As I collected material for Vintage Notions my favorite “department” to concept each month was” Amy B.’s Vintage Advice, from the quirky to the conventional.” The March chapter featured the article “Disguising Generous Proportions” from a 1923 Inspiration newsletter. I loved this quote from it: “In the struggle to keep young, women often view the approach of flesh with something like despair. But good, firm flesh rightly distributed, makes a woman look younger after she has passed 35.” I AGREE!! Mary goes on to recommend rules for the “stout” figure (…again, more advice that fits my situation).
Through the ages, women have always wanted to have a slimmer appearance. As I page through my many vintage magazines and books, I consistently stumble upon articles with vintage wisdom regarding our diets and looking slender.

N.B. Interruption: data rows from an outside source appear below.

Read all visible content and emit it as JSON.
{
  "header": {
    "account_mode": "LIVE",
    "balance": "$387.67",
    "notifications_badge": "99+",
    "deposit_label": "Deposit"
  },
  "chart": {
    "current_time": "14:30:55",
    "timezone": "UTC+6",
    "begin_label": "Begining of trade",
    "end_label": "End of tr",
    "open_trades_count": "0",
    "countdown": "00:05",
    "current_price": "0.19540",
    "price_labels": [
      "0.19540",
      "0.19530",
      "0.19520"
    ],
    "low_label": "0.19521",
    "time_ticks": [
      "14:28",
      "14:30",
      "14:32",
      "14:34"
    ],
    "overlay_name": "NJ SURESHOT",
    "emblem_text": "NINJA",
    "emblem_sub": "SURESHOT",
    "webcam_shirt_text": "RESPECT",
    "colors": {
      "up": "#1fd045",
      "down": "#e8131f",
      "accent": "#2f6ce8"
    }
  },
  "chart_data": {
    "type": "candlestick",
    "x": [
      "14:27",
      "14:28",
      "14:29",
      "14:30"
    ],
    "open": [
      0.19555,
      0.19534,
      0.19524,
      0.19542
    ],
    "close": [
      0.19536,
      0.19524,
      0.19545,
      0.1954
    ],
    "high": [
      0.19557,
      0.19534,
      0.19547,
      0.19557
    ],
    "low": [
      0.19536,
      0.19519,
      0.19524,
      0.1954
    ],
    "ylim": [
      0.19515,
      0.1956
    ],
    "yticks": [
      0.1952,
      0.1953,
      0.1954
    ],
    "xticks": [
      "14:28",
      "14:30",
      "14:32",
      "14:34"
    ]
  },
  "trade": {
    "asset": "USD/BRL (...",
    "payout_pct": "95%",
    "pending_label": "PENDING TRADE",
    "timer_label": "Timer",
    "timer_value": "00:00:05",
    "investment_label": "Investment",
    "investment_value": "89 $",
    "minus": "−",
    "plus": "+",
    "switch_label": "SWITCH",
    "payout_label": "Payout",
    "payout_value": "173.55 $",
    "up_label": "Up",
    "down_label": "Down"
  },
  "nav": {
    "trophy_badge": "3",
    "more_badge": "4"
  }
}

It’s funny how all of the mainstream diets today continue to preach the same things, cite the same data and put forth the same rules as did diets from vintage weight loss programs. The more you read the more you realize that writing down your food, losing one pound a week, weighing yourself to stay accountable, and more, are timeless pieces of advice. In a 1939 Home Arts Needlecraft, I found an article mentioning moderation in all things, keeping a diary, weighing yourself, and drinking plenty of water were essential. It certainly seems that what goes around comes around.

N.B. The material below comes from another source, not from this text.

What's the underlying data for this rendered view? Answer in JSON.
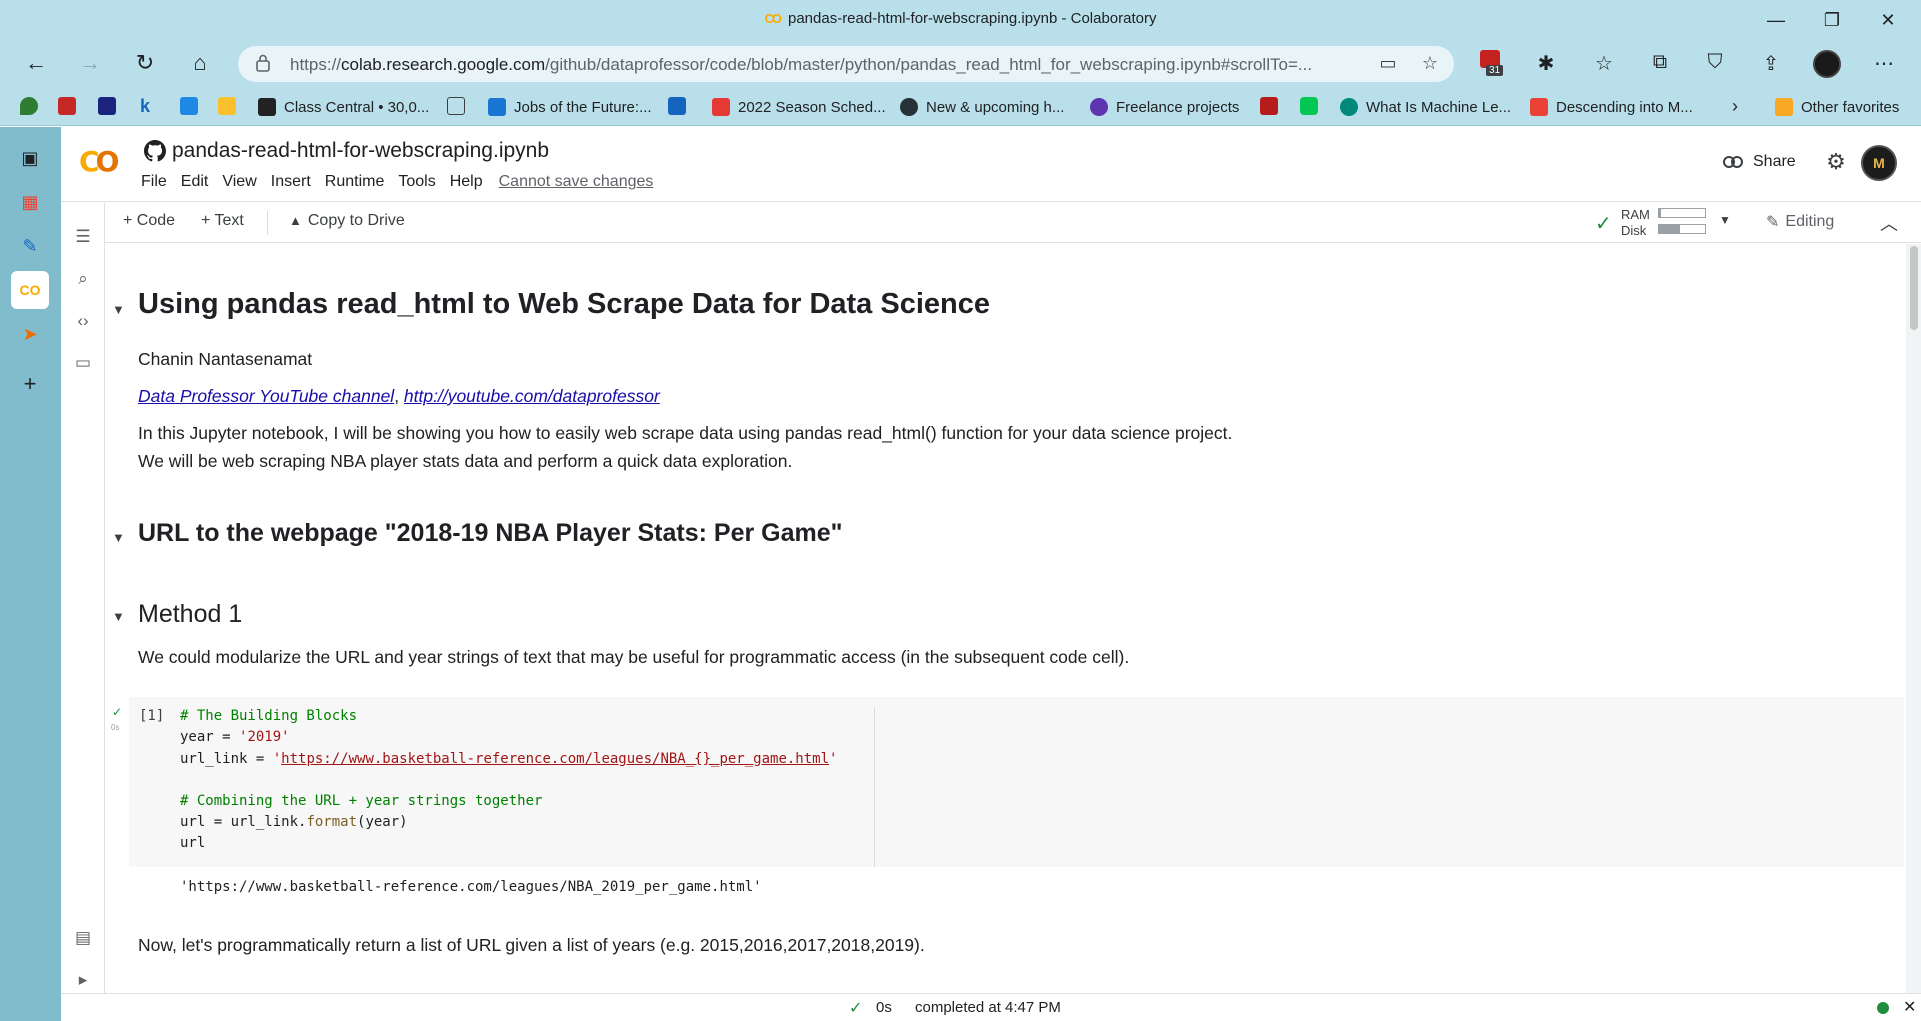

Another interesting read is Dress and Look Slender by Jane Warren Wells, one of Mary Brooks Picken’s pen names. This book includes “priceless secrets for any woman who wants to look slender.” In it, Mary points out how lines in a woman’s garment will induce “optical illusions” that will make a woman appear to be “more stout” than she really is. We’ve all heard the old saying – stay away from horizontal stripes if you want to appear slimmer. Well, Mary covers that and more. This book is full of timeless wisdom on how to select and/or sew clothing that will give you the most flattering appearance.

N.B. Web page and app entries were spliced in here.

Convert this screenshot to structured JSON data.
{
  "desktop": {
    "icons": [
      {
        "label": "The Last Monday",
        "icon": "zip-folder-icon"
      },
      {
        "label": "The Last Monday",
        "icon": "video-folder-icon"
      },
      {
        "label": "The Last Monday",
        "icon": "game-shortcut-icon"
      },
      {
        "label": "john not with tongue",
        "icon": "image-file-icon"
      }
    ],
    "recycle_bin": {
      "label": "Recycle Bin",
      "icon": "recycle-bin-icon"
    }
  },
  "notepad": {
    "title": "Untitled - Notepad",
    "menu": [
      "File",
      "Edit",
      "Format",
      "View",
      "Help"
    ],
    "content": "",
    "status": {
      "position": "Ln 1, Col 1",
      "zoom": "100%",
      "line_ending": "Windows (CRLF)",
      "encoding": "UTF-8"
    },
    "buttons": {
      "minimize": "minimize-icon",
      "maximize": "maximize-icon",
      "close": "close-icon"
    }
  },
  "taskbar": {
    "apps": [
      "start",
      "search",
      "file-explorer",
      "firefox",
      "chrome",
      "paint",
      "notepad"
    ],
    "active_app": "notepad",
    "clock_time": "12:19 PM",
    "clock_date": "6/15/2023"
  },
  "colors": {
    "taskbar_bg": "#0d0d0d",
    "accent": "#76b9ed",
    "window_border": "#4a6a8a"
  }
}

As you can see, when it comes to looking our best, vintage advice is still just as relevant today as it was in Mary’s time. In fact, none of it seems quite so “modern” if you look closely enough, just a rediscovery of vintage wisdom.